Apptricity will get $50 million from the Army. The company said its software was used in relief efforts in Haiti and in the Middle East
The Dutch Protection Authority says Google spins an invisible web of our personal data without user consent.
Hanginout started the lawsuit while its trademark application is still pending.
DSS Technology alleges that Apple infringed on two patents covering the use of wireless peripheral devices that DSS recently acquired.
The company was charged by Micromax with demanding high royalty rates for its patents.
A legal war between EMC and flash startup Pure Storage has escalated to charges of patent infringement and illegally obtaining a storage array to mine it for intellectual property.
The WikiLeaks founder will apparently not face charges for publishing material from a former US Army intelligence analyst.
The judge also said that shareholders suing HP must limit claims to statements made after May 23, 2012.
Wikimedia has to delete passages in Wikipedia articles if they turn out to be false, the court said.
The digital rights group asks an appeals court to force the release of a surveillance legal opinion.
Samsung wanted the court to stay a damages retrial pending reexamination of an Apple patent, but a judge said no.
The cyber-gang running the CryptoLocker extortion racket is splitting its ransomware take with criminal botnet owners, says Symantec, which is monitoring this underworld activity online.
The company's new technology should make it impossible for an organization to eavesdrop on encrypted traffic today and decrypt it at some point in the future, it said Friday.
SAP has been slapped with a lawsuit by California's state controller over a payroll software implementation the office says cost taxpayers a vast sum of money, but has never worked correctly.

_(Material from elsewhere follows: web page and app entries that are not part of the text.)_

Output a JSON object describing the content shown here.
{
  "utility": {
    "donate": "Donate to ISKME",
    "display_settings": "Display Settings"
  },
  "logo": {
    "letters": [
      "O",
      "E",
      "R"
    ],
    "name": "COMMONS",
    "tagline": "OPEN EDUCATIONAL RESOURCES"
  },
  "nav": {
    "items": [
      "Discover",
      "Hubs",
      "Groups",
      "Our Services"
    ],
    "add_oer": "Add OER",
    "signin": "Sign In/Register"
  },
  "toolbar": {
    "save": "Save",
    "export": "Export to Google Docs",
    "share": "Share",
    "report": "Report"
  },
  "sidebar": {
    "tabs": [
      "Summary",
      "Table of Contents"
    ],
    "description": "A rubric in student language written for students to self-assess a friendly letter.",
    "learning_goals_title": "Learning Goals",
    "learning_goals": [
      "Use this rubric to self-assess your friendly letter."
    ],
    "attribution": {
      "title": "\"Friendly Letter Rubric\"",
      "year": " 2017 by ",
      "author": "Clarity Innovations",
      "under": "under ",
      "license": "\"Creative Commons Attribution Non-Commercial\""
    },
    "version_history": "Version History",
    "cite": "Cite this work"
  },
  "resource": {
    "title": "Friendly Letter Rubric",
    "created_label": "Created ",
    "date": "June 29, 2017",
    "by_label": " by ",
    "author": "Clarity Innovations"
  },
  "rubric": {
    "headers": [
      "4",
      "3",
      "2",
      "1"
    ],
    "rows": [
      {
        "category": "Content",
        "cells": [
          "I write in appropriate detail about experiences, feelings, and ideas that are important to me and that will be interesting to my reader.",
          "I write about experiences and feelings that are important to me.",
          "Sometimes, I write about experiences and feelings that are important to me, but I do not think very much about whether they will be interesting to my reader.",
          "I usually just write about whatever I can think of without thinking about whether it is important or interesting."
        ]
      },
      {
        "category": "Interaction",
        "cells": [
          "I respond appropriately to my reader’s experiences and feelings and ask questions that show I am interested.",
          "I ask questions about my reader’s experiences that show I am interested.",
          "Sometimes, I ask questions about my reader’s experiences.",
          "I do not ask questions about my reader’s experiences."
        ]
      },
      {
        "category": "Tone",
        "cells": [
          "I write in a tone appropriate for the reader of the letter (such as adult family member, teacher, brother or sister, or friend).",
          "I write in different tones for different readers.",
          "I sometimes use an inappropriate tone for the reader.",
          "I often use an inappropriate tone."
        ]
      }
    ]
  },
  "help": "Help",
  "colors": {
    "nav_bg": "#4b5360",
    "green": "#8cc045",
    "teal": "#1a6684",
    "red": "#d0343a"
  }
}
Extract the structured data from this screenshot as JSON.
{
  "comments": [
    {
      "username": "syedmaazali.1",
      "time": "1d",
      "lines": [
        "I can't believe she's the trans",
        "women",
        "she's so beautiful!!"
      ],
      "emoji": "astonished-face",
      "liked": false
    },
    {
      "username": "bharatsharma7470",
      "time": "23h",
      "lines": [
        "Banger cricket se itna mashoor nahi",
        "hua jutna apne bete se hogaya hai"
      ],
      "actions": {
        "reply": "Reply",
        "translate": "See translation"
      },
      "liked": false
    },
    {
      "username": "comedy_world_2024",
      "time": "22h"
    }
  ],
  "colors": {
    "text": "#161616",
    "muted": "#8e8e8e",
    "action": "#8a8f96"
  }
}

Five human rights groups urged the United Nations (UN) General Assembly to adopt a new resolution against indiscriminate mass surveillance.